Invisible – Choka (Reprint) – January 3, 2016


he’s invisible
just sitting there in the street
we all walk by him
and don’t really see him
from New York to Rome
homeless – living in the streets

through embarrassment
or is it indifference
now we look away
they’ve become invisible
those people no longer seen

© G.s.k. ‘15

Blessed are the Poor – Choka – (Reprint) January 3, 2016


this scrap of paper
found in a tattered notebook
poems for misfits
in a world of mad ravens
frayed social weave
where the orphan needs courage
lost in hiraeth
for Eden isn’t of this world …
benedictions flow
from the rich and the potent
who rummage deeply
in their sterile souls seeking
how to keep – not give
except for a few marbles
in a Christmas-time stocking
found in a five and dime …

hypocrites in church
on a hot Sunday morning
hearing the words
spoken by a homeless man
nod your heads then say – Amen!

© G.s.k. 15

Molly and Louis – Friday Fictioneers – December 4, 2015

Roger Bultot (2)

PHOTO PROMPT © Roger Bultot

Molly was seventeen and had lived on her own since she was fourteen, from the day her father, drunk as usual had tried to take her to bed.  Luckily he’d fallen into a stupor, so she rifled his wallet and set space between them.

Now she worked as a waitress in the cafeteria of an office conglomerate next to an old factory.  The money was ok, plus she had all she needed to eat. She’d found a small work shed that she’d cleaned up and made homey.  Just she and her cat Louis lived there.

She didn’t feel at all homeless.


4 DECEMBER 2015 – Friday Fictioneers

Homeless Campers – Five Sentence Challenge (Prose Poem) – February 5, 2015


Walking along the city streets, wandering and wondering, at the many improvised beds I see of the homeless campers in the streets.

A flattened cardboard box used as a mat, paper and plastic bags to keep out the damp, and layers and layers of old clothes, these for the improvised beds of the homeless campers in the streets.

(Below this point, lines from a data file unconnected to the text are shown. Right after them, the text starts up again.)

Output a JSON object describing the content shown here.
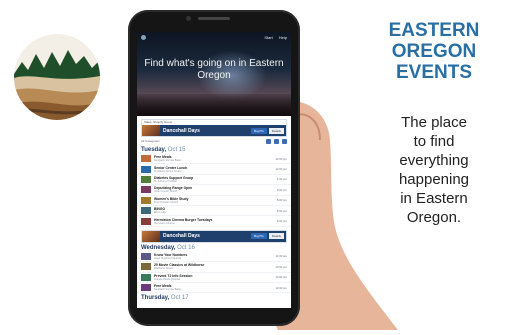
{
  "logo_icon": "forest-landscape-icon",
  "app": {
    "brand": "",
    "nav": [
      "Start",
      "Help"
    ],
    "hero_title": "Find what's going on in Eastern Oregon"
  },
  "featured": {
    "bar_label": "Sales: Shopify Gems",
    "title": "Dancehall Days",
    "primary_button": "Buy/Tix",
    "secondary_button": "Details"
  },
  "toolbar_label": "All Categories",
  "days": [
    {
      "label": "Tuesday,",
      "date": "Oct 15",
      "events": [
        {
          "title": "Free Meals",
          "sub": "Sandwich Sunrise Baker...",
          "time": "12:00 pm"
        },
        {
          "title": "Senior Center Lunch",
          "sub": "Pendleton Senior Center",
          "time": "12:00 pm"
        },
        {
          "title": "Diabetes Support Group",
          "sub": "St. Anthony Hospital",
          "time": "1:00 pm"
        },
        {
          "title": "Deputizing Range Open",
          "sub": "Union County Sheriff",
          "time": "3:00 pm"
        },
        {
          "title": "Women's Bible Study",
          "sub": "First Christian Church",
          "time": "6:00 pm"
        },
        {
          "title": "BINGO",
          "sub": "Elks Lodge",
          "time": "6:00 pm"
        },
        {
          "title": "Hermiston Cinema Burger Tuesdays",
          "sub": "Hermiston Cinema",
          "time": "6:00 pm"
        }
      ]
    },
    {
      "label": "Wednesday,",
      "date": "Oct 16",
      "events": [
        {
          "title": "Know Your Numbers",
          "sub": "Good Shepherd Medical",
          "time": "11:00 am"
        },
        {
          "title": "20 Movie Classics at Wildhorse",
          "sub": "Wildhorse Resort",
          "time": "12:00 pm"
        },
        {
          "title": "Prevent T2 Info Session",
          "sub": "Grande Ronde Hospital",
          "time": "12:00 pm"
        },
        {
          "title": "Free Meals",
          "sub": "Sandwich Sunrise Baker...",
          "time": "12:00 pm"
        }
      ]
    },
    {
      "label": "Thursday,",
      "date": "Oct 17",
      "events": []
    }
  ],
  "heading": [
    "EASTERN",
    "OREGON",
    "EVENTS"
  ],
  "tagline": [
    "The place",
    "to find",
    "everything",
    "happening",
    "in Eastern",
    "Oregon."
  ]
}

Ignoring the incessant traffic that rolls by, the midnight partiers who weave through their improvised dormitory, like drunken warders in a private school or those who take their dogs for their last evening spin, but not the police who sometimes round-up the homeless campers in the streets.

In the silence I watch the faces of those who’ve made it as they look on with disgust society’s human failures, who didn’t quite make the grade in our consumer heaven of bubble and bust economy and I see barely hidden fear, that one day they too might become homeless campers in the streets.

It’s bedtime … and I have a bed and home waiting for me, with a mattress and feathered duvet, no traffic, no dogs, no police nor drunks will disturb my rest, but maybe in my dreams I’ll see homeless campers in the streets.

© G.s.k. ‘15

Lillie McFerrin Writes

This prose poem was written for:  Five Sentence Fiction – Bedtime